The Natural Order of Things
By Dr. Ryan Donlan
Department of Educational Leadership
Bayh College of Education
Indiana State University
Thank goodness for grandparents who have taken on the responsibility of raising their children’s children – their grandchildren – when life happens and circumstances necessitate. A special place is reserved for those folks, from my perspective.
Yet, with much respect for their altruism, I can’t help but think that grandparents’ raising their grandchildren (more often than not) is not in the natural order of things. Something is just a bit too onerous about it, for all involved, albeit of critical importance, as “someone” must do the raising.
I feel the same way about principals in schools who take the predominant responsibility for raising their students. Thank goodness someone is doing the heavy lifting, yet it’s not really the most optimal arrangement.
What do I mean by principals’ raising children?

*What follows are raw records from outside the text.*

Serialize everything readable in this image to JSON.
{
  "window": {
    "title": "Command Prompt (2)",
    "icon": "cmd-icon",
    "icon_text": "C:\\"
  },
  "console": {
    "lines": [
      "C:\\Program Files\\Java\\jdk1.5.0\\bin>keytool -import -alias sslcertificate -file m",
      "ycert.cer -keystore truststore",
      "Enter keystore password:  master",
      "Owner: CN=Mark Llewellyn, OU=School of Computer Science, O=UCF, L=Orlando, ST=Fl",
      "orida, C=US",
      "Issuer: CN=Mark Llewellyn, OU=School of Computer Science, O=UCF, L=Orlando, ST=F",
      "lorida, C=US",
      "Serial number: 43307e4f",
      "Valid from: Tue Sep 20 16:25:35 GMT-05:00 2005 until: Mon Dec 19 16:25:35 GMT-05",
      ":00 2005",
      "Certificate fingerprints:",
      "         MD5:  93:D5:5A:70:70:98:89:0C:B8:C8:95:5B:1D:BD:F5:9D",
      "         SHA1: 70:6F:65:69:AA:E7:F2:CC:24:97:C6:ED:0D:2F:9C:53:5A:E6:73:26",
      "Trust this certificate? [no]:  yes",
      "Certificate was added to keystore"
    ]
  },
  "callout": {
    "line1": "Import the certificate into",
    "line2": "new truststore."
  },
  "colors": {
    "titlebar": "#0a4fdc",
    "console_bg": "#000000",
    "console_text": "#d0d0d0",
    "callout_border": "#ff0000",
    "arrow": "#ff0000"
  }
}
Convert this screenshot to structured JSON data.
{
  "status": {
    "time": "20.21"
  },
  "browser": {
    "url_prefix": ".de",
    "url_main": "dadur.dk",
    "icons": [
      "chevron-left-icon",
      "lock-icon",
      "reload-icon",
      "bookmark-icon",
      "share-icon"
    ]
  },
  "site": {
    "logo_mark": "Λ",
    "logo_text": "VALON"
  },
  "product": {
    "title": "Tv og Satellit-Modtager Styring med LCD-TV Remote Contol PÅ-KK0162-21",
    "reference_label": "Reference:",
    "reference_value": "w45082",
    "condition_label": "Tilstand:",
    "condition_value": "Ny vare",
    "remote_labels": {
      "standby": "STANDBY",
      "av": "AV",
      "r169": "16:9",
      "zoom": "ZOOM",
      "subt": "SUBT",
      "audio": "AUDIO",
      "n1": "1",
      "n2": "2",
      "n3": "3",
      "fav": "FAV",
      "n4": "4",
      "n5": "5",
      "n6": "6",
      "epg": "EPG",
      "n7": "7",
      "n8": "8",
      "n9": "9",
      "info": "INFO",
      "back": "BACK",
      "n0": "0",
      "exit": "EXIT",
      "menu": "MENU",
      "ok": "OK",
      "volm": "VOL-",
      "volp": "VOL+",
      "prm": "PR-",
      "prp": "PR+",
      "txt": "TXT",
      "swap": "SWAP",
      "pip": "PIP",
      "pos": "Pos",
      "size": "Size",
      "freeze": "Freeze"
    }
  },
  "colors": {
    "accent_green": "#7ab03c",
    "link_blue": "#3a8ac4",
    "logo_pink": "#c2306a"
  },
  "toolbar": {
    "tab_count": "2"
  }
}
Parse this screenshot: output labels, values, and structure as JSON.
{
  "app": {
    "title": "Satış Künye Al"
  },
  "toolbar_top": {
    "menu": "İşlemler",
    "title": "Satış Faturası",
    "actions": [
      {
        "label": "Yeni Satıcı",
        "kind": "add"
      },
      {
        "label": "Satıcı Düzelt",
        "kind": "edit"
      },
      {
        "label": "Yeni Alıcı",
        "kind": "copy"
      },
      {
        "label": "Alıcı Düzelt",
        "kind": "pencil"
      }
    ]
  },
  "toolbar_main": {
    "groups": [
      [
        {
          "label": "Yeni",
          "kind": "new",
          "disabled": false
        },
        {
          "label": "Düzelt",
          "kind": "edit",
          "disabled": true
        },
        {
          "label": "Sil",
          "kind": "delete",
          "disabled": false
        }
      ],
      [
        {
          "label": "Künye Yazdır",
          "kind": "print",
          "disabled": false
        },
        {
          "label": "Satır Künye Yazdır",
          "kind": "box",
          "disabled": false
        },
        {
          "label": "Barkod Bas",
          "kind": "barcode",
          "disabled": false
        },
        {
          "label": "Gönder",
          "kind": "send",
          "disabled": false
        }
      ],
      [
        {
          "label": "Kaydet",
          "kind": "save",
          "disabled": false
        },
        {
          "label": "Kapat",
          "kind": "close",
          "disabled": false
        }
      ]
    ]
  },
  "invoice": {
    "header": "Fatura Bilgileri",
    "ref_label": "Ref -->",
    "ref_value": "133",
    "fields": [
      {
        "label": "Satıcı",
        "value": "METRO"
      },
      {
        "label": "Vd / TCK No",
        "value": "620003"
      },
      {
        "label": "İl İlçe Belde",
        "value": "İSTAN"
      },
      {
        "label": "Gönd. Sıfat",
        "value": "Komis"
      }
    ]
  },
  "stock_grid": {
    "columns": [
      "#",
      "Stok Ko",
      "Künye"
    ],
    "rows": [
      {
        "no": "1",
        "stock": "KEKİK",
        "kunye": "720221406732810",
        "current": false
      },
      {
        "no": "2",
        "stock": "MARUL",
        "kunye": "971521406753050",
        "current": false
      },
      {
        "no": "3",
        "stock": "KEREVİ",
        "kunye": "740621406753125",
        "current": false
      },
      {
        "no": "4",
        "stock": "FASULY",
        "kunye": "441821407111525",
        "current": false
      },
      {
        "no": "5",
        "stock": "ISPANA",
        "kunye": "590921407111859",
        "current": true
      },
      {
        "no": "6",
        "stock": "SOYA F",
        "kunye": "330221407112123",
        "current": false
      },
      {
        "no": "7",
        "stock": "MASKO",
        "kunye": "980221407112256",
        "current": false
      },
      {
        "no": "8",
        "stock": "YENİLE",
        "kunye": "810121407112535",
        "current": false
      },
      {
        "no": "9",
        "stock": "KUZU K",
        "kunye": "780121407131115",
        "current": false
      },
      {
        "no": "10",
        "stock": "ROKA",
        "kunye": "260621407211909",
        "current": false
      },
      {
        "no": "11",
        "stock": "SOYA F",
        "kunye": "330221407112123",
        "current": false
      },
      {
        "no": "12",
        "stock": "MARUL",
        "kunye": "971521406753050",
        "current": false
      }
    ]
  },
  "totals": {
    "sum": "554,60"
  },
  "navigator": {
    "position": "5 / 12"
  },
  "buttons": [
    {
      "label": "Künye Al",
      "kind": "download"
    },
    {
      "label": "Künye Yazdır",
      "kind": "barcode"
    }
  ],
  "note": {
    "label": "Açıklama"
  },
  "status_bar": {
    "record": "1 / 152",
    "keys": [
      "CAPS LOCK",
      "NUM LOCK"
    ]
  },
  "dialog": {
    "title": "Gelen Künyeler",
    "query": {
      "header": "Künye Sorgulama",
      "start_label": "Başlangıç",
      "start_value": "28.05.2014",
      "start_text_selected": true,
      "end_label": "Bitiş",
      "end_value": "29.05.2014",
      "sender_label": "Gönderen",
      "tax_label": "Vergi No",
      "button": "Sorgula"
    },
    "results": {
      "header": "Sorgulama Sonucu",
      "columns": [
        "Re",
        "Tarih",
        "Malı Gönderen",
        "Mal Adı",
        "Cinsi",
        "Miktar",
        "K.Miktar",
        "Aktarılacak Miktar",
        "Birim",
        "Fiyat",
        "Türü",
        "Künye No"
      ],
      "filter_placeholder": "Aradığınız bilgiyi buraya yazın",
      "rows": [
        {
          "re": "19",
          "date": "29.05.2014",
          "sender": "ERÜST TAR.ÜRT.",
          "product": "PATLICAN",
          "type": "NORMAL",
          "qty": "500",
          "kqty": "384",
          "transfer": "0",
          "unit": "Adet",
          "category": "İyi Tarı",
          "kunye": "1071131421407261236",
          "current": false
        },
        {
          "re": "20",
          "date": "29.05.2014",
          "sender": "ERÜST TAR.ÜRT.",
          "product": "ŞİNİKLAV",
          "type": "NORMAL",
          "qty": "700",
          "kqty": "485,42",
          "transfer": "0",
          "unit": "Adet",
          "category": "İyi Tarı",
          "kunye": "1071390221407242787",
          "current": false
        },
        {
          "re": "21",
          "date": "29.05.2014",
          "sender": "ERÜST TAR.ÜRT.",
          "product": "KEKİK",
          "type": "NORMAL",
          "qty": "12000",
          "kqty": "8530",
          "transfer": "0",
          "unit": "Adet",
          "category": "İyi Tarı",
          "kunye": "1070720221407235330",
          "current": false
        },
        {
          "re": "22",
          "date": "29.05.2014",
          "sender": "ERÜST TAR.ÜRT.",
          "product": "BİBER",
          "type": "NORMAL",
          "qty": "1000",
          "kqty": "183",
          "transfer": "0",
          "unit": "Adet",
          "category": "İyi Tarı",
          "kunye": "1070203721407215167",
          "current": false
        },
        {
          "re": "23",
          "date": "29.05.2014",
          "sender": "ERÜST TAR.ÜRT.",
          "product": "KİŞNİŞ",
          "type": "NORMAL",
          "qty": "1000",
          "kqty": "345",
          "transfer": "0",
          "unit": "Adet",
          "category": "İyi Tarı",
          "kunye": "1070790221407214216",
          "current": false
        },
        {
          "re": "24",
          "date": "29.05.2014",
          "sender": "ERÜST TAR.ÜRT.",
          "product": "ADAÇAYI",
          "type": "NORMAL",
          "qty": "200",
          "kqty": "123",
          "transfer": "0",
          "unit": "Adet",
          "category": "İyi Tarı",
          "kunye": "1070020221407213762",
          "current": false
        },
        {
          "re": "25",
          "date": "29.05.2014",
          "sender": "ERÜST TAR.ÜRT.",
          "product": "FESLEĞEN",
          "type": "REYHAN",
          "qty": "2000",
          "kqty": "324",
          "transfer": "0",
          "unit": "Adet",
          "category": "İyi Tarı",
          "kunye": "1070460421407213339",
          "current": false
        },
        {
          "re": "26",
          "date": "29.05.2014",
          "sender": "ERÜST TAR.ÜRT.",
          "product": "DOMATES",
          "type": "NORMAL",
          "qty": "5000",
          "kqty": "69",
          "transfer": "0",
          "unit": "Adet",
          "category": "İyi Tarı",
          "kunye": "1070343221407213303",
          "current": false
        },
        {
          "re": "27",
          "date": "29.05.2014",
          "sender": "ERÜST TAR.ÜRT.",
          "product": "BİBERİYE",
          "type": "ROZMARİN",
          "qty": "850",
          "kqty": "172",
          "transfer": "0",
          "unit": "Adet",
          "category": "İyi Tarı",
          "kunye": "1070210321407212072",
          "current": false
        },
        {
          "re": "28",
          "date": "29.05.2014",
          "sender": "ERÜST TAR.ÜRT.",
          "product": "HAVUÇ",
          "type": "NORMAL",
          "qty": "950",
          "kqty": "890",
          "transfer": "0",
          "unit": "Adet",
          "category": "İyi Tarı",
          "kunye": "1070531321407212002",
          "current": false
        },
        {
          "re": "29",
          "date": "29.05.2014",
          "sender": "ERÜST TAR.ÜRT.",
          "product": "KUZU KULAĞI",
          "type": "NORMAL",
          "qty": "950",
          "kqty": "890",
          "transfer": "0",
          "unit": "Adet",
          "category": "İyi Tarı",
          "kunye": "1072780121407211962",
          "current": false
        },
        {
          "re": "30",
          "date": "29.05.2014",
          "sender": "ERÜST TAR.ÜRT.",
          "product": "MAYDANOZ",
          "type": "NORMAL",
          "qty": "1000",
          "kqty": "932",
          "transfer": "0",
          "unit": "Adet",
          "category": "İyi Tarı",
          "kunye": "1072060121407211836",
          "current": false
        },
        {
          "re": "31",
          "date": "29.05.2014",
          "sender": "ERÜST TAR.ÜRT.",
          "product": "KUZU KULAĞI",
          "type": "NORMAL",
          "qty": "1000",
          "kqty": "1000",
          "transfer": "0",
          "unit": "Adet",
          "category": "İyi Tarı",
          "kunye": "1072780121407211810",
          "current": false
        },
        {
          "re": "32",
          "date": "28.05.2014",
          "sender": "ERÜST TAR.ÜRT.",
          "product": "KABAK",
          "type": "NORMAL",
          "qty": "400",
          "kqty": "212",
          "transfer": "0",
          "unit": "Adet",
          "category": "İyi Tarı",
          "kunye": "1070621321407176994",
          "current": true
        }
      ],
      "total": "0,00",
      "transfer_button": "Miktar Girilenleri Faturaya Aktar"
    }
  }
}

Principals have a tendency to “raise” children when they focus on “students first.” In an indirect fashion, they raise children when they prescribe the HOW of instruction. Principals more directly raise children when they prioritize the needs of students over the needs of the adults in the school buildings. None of these situations bring about the most optimal results in K-12 education, from my perspective.
Principals in the most ideal sense serve as programmatic grandparents.
When principals have done their jobs providing for the care, feeding, and education of their teachers and staff (i.e. parenting the adults), a principal’s own children (faculty and staff) are able to serve as well-adjusted, programmatic parents to their students. When grandparenting supplants parenting, something is just not right, albeit well intended.
With bad teachers, a principal’s parenting of students might be necessary, just as in the case when a child’s parent is not functional in the home, or Heaven forbid, in a tragedy. Someone must step-in, for the best interest of the child. Yet, with good hires and sound stewardship of faculty and staff, the proper order of things can be maintained, and school wellness can be the result.
My proposition is that the adults in our schools must focus on needs of other adults FIRST, giving each other encouragement so that they have the energy to parent. It’s an adult-relationship thing – a social-capital thing. In other words, from the standpoint of professional staff members, schools must really be about adults FIRST, if schools want to be about children MOST.
How often do we see children suffering in households if the parents are not well-adjusted. Broken adults rarely help broken kids, or even those well-put-together.
Our best principals serve as grandparents – lights of continuing wisdom and inspiration for the adults directly raising the children in the building. As grandparents, our best principals stop by classrooms from time to time to offer the hugs, smiles, and niceties that grandparents can offer, leaving further care and feeding of the students to their programmatic parents, with children energized from the experience, yet without too much spoiling.
I would certainly hope that the image of their grandparents our children see is not one affixed to a tablet, scripting how a teacher focuses on classroom-specific tasks that are devoid of parenting, albeit scoped, sequenced, and standardized.
Dr. Ryan Donlan is keenly interested in how adult-to-adult relationships in schools can enhance and augment the teaching/learning experience. If you would like to discuss this with him further, please do not hesitate to contact him at (812) 237-8624 or write him at firstname.lastname@example.org.